* Task item *
An exact reproduction of the entries is needed. Keep all pictures out of it.
+ + +
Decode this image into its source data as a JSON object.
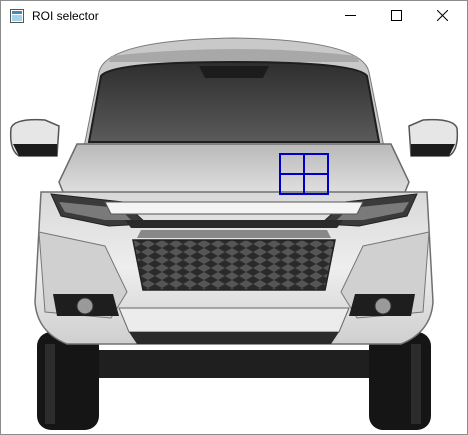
{
  "window": {
    "title": "ROI selector",
    "app_icon": "opencv-window-icon",
    "controls": {
      "minimize_icon": "minimize-icon",
      "maximize_icon": "maximize-icon",
      "close_icon": "close-icon"
    }
  },
  "image": {
    "subject": "car-front-image",
    "roi_selection": {
      "color": "#0000c8",
      "grid": "2x2"
    }
  }
}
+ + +
* Task response *
Decode this image into its source data as a JSON object.
{
  "window": {
    "title": "ROI selector",
    "app_icon": "opencv-window-icon",
    "controls": {
      "minimize_icon": "minimize-icon",
      "maximize_icon": "maximize-icon",
      "close_icon": "close-icon"
    }
  },
  "image": {
    "subject": "car-front-image",
    "roi_selection": {
      "color": "#0000c8",
      "grid": "2x2"
    }
  }
}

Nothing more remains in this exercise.